Our household was able to receive food stamps to help us survive for about a year until the caseworker said that what I was doing to make money (working from home: tutoring students, selling children’s books and writing on my blog) would not count. At that time they lowered my monthly food stamps to $15 a month. At first, I was a little worried, as I became reliant on that extra money to buy food every month.
But I just prayed and gave it to God, and He provided. I was working for the Lord and trusted in His divine compensation. (I still do.) I was able to pay all of our bills, I just needed Him to make sure that we ate. I was not unwilling to work (1 Thessalonians 3:10), I was doing God’s work. Just outside the box of what the world said I should be doing.
Eventually, even the $15 a month ended when I graduated from college. They said my schooling, which had ended, didn’t qualify us for help either. And you know what, we’ve never gone hungry, I’ve never stood in a food bank line (since those times when I was married), and I’ve even been able to donate to our local tiny pantry almost every month.
Is it always easy to have faith and trust God that He will provide? No! But every single time I feel fear and the distraction of the enemy to look at my circumstances instead of having faith, something happens to remind me that this is the path that God has me on. I just need to stay the course. Much like Nehemiah in the Bible, I’m doing a great work and I’m not going to come down from this position that God has put me in.
The biggest lesson I’ve learned.
The biggest thing I hope all divorcing women learn after their divorce is… that the adultery, neglect, abandonment, rejection, covert abuse, gaslighting, and manipulation happened to you… but not because of anything that you (or I) had done to deserve it or cause it. I had to learn this too and so glad that I did. I couldn’t fix (or cure) it… because I didn’t create the disease that destroyed my marriage; I had to give up trying to keep or even save my husband from himself.
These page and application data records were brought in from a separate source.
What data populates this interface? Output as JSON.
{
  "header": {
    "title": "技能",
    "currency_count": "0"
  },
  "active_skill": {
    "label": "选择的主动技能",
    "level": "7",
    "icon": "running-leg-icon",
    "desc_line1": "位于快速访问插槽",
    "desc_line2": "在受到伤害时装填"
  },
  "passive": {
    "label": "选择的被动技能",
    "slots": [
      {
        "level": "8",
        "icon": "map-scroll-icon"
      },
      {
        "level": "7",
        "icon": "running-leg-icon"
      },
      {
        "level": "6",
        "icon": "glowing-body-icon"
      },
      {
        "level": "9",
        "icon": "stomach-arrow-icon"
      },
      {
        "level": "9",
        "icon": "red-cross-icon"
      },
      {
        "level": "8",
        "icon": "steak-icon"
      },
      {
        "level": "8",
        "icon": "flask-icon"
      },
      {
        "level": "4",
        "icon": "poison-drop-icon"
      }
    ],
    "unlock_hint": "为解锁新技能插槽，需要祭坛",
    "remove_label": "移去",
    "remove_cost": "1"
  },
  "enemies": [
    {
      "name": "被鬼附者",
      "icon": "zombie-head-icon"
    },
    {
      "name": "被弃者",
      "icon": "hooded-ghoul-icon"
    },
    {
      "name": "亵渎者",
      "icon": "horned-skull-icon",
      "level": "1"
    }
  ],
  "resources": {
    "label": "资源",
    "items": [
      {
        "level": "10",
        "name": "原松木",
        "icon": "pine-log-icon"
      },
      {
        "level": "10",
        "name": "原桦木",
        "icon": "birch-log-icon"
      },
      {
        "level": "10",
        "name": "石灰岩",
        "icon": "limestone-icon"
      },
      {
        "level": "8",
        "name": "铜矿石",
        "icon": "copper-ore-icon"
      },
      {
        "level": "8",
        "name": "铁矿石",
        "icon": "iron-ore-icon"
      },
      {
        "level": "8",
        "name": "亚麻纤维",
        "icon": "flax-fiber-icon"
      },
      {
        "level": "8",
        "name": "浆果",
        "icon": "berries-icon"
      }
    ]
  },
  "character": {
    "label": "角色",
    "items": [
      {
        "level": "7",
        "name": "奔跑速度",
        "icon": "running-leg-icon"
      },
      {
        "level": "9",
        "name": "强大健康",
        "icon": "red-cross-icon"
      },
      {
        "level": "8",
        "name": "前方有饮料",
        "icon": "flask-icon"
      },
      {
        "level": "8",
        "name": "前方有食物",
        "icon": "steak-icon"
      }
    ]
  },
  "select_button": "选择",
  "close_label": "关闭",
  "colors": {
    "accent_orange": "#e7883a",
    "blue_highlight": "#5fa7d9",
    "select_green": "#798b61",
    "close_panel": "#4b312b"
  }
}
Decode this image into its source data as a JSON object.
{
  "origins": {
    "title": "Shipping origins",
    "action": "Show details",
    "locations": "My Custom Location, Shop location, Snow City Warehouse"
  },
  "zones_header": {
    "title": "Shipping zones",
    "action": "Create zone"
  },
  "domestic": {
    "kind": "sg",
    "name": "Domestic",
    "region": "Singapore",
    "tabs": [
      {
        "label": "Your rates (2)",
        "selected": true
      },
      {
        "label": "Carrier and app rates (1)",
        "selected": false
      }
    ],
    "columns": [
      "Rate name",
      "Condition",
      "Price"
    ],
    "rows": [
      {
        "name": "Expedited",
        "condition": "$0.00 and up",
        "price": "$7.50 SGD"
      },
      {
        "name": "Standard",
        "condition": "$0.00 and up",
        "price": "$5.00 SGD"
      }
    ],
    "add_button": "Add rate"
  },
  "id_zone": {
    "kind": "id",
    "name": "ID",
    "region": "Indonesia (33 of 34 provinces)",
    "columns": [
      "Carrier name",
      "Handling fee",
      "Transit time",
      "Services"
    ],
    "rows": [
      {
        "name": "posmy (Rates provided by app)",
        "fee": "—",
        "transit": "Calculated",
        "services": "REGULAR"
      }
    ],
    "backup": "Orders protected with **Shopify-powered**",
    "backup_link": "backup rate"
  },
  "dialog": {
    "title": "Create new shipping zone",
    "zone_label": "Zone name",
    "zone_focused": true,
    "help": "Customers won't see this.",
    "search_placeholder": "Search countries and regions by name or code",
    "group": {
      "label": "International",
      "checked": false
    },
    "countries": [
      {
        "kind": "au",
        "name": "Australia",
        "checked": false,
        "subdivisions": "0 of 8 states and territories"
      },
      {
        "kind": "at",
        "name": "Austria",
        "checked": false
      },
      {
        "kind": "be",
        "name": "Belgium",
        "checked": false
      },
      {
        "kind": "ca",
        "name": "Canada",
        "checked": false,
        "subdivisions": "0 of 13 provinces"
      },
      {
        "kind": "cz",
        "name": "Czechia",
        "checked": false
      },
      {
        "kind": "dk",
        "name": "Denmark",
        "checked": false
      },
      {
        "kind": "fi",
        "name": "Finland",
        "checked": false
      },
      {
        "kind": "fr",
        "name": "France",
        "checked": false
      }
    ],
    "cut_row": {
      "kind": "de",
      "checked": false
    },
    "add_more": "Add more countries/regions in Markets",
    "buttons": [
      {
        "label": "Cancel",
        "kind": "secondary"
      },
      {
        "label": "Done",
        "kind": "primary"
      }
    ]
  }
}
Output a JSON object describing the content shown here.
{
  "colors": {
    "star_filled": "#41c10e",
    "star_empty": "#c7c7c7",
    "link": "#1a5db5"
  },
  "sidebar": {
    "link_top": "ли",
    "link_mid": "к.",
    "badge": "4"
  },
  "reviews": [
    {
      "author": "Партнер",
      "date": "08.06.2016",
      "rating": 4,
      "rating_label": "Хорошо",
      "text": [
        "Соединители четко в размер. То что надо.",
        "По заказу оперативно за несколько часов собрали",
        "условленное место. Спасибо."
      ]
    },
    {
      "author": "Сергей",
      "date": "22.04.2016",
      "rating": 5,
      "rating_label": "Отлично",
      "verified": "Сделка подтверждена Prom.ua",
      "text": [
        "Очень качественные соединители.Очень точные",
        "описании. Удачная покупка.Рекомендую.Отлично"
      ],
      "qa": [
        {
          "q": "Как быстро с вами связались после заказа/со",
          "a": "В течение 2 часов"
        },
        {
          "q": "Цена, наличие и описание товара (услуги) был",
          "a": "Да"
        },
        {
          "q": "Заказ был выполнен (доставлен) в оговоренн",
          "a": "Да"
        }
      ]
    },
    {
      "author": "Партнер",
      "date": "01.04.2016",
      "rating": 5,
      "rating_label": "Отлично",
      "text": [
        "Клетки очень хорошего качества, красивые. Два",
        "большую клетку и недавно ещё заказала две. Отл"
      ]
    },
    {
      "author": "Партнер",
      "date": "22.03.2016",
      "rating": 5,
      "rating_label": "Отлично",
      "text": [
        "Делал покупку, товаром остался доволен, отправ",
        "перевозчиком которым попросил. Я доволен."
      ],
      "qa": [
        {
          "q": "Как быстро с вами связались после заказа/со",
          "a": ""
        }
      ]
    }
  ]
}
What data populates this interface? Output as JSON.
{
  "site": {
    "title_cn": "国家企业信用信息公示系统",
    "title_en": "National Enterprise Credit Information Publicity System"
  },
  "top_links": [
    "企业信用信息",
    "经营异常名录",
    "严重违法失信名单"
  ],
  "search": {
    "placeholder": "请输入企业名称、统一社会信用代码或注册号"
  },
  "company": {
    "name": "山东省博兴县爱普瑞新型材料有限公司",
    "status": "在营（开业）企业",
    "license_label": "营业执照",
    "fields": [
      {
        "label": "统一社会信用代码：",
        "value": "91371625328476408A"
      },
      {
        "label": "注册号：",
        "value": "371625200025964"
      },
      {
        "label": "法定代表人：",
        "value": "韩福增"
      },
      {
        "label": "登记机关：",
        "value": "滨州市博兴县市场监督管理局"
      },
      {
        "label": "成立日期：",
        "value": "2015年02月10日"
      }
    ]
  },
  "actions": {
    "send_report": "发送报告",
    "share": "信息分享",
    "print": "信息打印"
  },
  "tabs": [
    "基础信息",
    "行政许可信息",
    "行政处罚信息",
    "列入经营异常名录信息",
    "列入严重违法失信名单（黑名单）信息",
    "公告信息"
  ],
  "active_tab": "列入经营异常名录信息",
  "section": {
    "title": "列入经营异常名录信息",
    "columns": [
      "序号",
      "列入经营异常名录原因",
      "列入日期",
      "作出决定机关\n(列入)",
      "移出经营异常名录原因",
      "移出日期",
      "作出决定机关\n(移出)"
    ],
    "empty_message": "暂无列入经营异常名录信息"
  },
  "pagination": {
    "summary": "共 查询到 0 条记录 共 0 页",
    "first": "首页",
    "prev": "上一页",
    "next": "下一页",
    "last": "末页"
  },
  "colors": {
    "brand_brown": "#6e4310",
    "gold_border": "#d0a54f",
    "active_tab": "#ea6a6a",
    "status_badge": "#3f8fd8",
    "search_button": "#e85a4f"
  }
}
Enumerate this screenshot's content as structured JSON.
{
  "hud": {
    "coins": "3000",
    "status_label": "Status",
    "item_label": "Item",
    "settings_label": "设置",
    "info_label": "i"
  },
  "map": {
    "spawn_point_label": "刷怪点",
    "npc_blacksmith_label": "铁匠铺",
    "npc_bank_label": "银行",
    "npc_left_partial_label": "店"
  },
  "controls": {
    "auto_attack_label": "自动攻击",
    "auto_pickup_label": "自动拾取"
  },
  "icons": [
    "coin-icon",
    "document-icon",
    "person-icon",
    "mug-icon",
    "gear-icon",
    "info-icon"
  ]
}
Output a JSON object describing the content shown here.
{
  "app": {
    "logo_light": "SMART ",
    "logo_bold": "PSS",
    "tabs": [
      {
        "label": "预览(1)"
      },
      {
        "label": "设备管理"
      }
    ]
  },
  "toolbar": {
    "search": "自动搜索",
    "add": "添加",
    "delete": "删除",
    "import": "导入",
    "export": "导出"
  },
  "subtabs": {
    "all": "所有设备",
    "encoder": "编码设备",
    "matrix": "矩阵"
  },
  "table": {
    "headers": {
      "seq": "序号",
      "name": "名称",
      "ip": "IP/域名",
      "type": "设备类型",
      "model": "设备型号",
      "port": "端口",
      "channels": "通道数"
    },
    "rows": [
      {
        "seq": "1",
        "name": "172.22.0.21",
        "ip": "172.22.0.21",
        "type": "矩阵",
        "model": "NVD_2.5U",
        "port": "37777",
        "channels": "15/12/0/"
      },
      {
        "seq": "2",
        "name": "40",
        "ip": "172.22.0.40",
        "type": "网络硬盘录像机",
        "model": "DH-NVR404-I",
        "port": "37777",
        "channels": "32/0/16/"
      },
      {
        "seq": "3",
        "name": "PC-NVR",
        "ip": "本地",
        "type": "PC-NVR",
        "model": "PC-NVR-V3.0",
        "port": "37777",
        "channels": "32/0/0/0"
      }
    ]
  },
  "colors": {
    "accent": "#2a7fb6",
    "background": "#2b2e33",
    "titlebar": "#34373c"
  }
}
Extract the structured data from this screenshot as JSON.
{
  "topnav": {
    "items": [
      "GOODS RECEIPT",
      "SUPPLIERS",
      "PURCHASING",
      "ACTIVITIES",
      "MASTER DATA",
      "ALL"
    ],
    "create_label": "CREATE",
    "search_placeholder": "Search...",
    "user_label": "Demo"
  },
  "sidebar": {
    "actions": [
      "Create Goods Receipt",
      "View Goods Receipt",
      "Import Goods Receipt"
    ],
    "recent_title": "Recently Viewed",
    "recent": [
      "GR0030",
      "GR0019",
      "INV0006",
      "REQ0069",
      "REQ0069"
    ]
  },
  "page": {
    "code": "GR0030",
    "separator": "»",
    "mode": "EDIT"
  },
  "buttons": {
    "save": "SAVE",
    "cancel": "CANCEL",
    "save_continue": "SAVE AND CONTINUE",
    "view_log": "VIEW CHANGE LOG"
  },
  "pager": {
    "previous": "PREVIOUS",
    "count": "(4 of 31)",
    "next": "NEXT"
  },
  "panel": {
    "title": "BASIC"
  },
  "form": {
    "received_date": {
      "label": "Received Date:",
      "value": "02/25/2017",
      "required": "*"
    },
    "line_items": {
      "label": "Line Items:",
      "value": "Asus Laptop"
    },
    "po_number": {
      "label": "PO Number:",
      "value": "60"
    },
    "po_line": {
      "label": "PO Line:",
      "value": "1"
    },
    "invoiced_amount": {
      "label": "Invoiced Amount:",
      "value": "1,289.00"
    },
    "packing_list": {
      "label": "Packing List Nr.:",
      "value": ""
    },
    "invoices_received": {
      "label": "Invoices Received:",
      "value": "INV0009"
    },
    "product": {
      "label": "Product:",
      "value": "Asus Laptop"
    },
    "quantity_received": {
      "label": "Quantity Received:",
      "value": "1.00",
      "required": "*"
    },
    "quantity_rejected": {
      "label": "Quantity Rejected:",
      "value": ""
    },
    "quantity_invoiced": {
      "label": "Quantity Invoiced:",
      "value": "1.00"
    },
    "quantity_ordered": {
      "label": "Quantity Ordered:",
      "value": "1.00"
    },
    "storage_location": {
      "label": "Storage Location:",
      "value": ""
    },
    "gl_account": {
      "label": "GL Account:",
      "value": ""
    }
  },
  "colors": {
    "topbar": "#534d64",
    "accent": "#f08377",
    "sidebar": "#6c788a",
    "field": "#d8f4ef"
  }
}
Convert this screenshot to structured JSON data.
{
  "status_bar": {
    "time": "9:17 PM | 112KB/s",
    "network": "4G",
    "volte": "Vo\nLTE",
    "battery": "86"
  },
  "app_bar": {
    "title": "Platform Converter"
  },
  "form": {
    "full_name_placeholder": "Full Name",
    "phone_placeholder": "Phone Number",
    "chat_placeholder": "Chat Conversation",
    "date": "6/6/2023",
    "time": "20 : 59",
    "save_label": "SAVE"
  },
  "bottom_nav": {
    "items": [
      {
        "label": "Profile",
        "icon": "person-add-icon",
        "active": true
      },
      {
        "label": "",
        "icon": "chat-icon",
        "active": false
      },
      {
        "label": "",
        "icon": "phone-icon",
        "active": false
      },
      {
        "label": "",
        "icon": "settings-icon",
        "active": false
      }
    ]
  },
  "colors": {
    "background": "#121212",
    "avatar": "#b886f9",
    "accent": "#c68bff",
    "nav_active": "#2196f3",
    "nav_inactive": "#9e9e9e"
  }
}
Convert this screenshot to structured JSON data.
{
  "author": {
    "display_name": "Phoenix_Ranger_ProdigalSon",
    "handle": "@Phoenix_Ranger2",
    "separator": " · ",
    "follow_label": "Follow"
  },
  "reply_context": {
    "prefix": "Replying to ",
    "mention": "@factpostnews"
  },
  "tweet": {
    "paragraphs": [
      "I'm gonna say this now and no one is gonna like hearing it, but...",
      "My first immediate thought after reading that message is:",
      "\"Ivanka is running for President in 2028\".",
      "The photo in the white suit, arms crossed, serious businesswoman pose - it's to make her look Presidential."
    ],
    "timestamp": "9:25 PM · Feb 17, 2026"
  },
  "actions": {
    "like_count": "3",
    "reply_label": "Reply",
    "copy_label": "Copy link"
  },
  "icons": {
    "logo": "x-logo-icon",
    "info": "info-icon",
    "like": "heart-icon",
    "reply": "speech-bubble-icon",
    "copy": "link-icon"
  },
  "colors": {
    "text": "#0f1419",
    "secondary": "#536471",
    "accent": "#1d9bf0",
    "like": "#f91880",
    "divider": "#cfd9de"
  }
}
God knew it needed to end long before I could come to that same conclusion. I believe my divorce was part of the bigger picture that is my life; a puzzle that I’ve been putting together piece by piece. Only God can see the completed masterpiece, but I can trust that each piece happened at just the right time for a divine purpose.
Lastly, I learned so much from my toxic marriage and other relationships through my healing after the divorce. I learned so much about myself too. It opened my eyes to the legalism and patriarchy I was buying into. The divorce and rejection wound opened me up to all the diseases that were infecting my heart, mind, and soul. I needed to dig all of that out to make room for grace, mercy, forgiveness, and peace.
“Direct my footsteps according to your word; let no sin rule over me. Redeem me from human oppression, that I may obey your precepts. Make your face shine on your servant and teach me your decrees.” – Psalm 119:133-135
All of that healing helped me to really understand God’s heart for hurting and abused women. I’m able to share the comfort and the compassion given to me by God (2 Corinthians 1), only after I was able to accept it for myself. I now walked redeemed because I’ve experienced God’s redemption. I carry no shame because I boldly share my story, which takes away shame’s power over me. It’s what God has prepared me for; so I work as a vessel to comfort others to the glory of God.
It’s really all about Him! At one time, I had my husband in that place. Now, I have God right where He belongs… as the Lord of my life.
What have you’ve learned in the months or years since your divorce was finalized? Share your wisdom in the comments below, your real name is not required.
May God bless your healing journey,